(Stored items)
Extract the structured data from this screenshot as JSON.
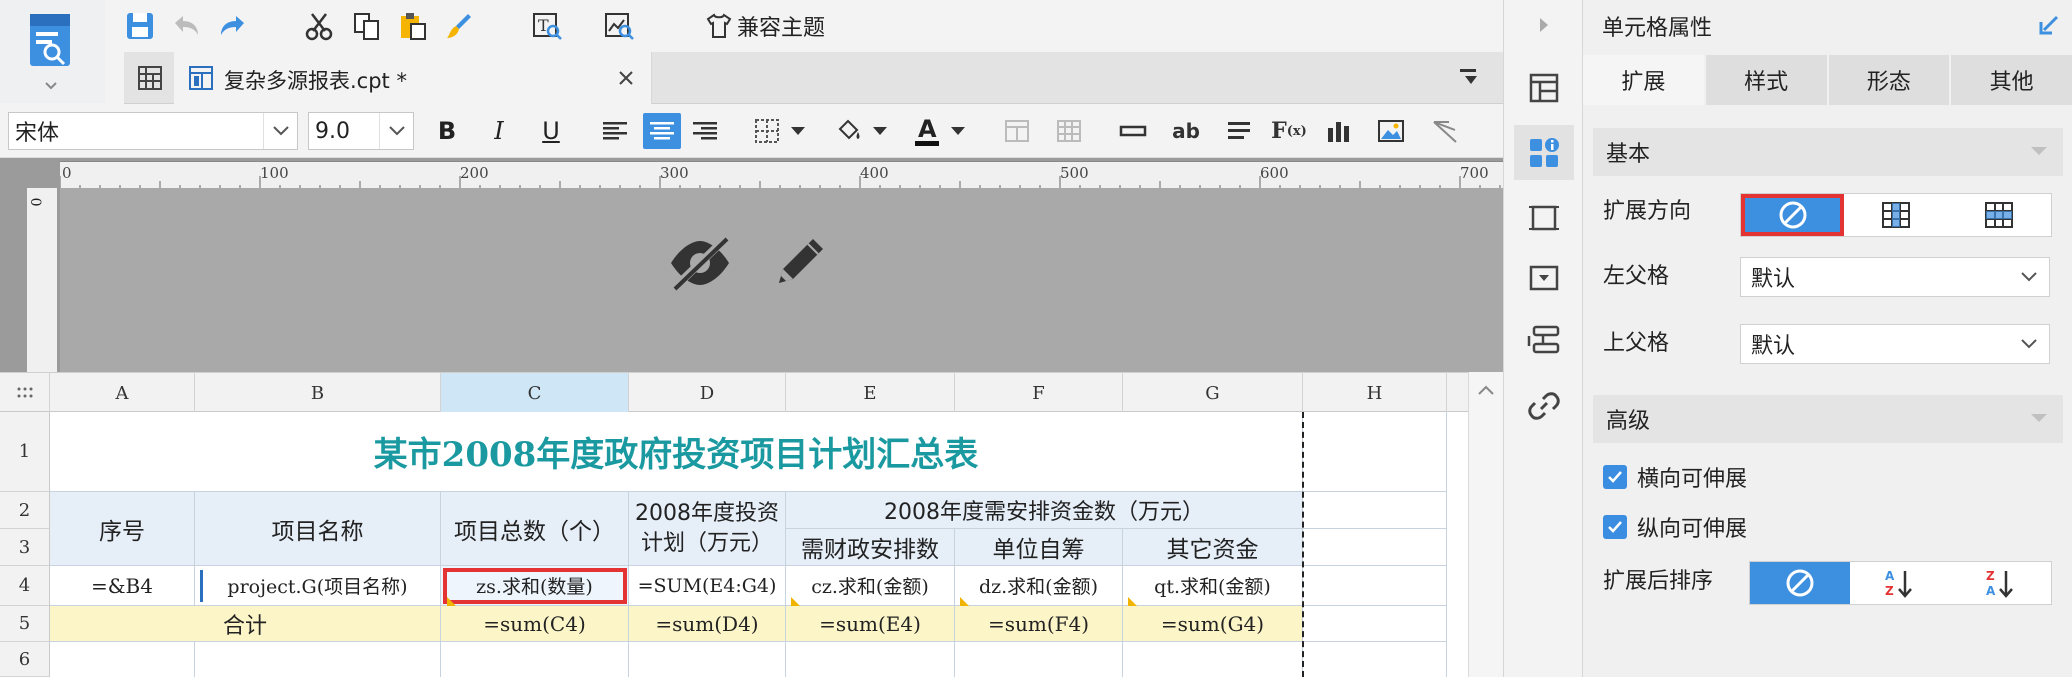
{
  "app": {
    "theme_label": "兼容主题"
  },
  "tab": {
    "file_name": "复杂多源报表.cpt *"
  },
  "format_bar": {
    "font_name": "宋体",
    "font_size": "9.0"
  },
  "ruler": {
    "ticks": [
      "0",
      "100",
      "200",
      "300",
      "400",
      "500",
      "600",
      "700"
    ],
    "vertical_tick": "0"
  },
  "sheet": {
    "columns": [
      "A",
      "B",
      "C",
      "D",
      "E",
      "F",
      "G",
      "H"
    ],
    "rows": [
      "1",
      "2",
      "3",
      "4",
      "5",
      "6"
    ],
    "title": "某市2008年度政府投资项目计划汇总表",
    "header": {
      "seq": "序号",
      "project_name": "项目名称",
      "project_count": "项目总数（个）",
      "plan_2008": "2008年度投资计划（万元）",
      "arrange_2008": "2008年度需安排资金数（万元）",
      "fiscal": "需财政安排数",
      "self_raised": "单位自筹",
      "other": "其它资金"
    },
    "row4": {
      "a": "=&B4",
      "b": "project.G(项目名称)",
      "c": "zs.求和(数量)",
      "d": "=SUM(E4:G4)",
      "e": "cz.求和(金额)",
      "f": "dz.求和(金额)",
      "g": "qt.求和(金额)"
    },
    "row5": {
      "label": "合计",
      "c": "=sum(C4)",
      "d": "=sum(D4)",
      "e": "=sum(E4)",
      "f": "=sum(F4)",
      "g": "=sum(G4)"
    },
    "selected_cell": "C4"
  },
  "panel": {
    "title": "单元格属性",
    "tabs": [
      "扩展",
      "样式",
      "形态",
      "其他"
    ],
    "active_tab": "扩展",
    "basic_section": "基本",
    "expand_direction_label": "扩展方向",
    "left_parent_label": "左父格",
    "left_parent_value": "默认",
    "top_parent_label": "上父格",
    "top_parent_value": "默认",
    "advanced_section": "高级",
    "h_expand_label": "横向可伸展",
    "v_expand_label": "纵向可伸展",
    "h_expand_checked": true,
    "v_expand_checked": true,
    "sort_label": "扩展后排序"
  },
  "colors": {
    "title_teal": "#1a9aa0",
    "accent_blue": "#3d8fe0",
    "highlight_red": "#e33333",
    "header_fill": "#e6eef8",
    "sum_fill": "#fbf5c8",
    "selected_col": "#cfe6f6"
  }
}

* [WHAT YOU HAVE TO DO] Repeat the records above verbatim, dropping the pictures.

* [EXERCISE OUTPUT]
Extract the structured data from this screenshot as JSON.
{
  "app": {
    "theme_label": "兼容主题"
  },
  "tab": {
    "file_name": "复杂多源报表.cpt *"
  },
  "format_bar": {
    "font_name": "宋体",
    "font_size": "9.0"
  },
  "ruler": {
    "ticks": [
      "0",
      "100",
      "200",
      "300",
      "400",
      "500",
      "600",
      "700"
    ],
    "vertical_tick": "0"
  },
  "sheet": {
    "columns": [
      "A",
      "B",
      "C",
      "D",
      "E",
      "F",
      "G",
      "H"
    ],
    "rows": [
      "1",
      "2",
      "3",
      "4",
      "5",
      "6"
    ],
    "title": "某市2008年度政府投资项目计划汇总表",
    "header": {
      "seq": "序号",
      "project_name": "项目名称",
      "project_count": "项目总数（个）",
      "plan_2008": "2008年度投资计划（万元）",
      "arrange_2008": "2008年度需安排资金数（万元）",
      "fiscal": "需财政安排数",
      "self_raised": "单位自筹",
      "other": "其它资金"
    },
    "row4": {
      "a": "=&B4",
      "b": "project.G(项目名称)",
      "c": "zs.求和(数量)",
      "d": "=SUM(E4:G4)",
      "e": "cz.求和(金额)",
      "f": "dz.求和(金额)",
      "g": "qt.求和(金额)"
    },
    "row5": {
      "label": "合计",
      "c": "=sum(C4)",
      "d": "=sum(D4)",
      "e": "=sum(E4)",
      "f": "=sum(F4)",
      "g": "=sum(G4)"
    },
    "selected_cell": "C4"
  },
  "panel": {
    "title": "单元格属性",
    "tabs": [
      "扩展",
      "样式",
      "形态",
      "其他"
    ],
    "active_tab": "扩展",
    "basic_section": "基本",
    "expand_direction_label": "扩展方向",
    "left_parent_label": "左父格",
    "left_parent_value": "默认",
    "top_parent_label": "上父格",
    "top_parent_value": "默认",
    "advanced_section": "高级",
    "h_expand_label": "横向可伸展",
    "v_expand_label": "纵向可伸展",
    "h_expand_checked": true,
    "v_expand_checked": true,
    "sort_label": "扩展后排序"
  },
  "colors": {
    "title_teal": "#1a9aa0",
    "accent_blue": "#3d8fe0",
    "highlight_red": "#e33333",
    "header_fill": "#e6eef8",
    "sum_fill": "#fbf5c8",
    "selected_col": "#cfe6f6"
  }
}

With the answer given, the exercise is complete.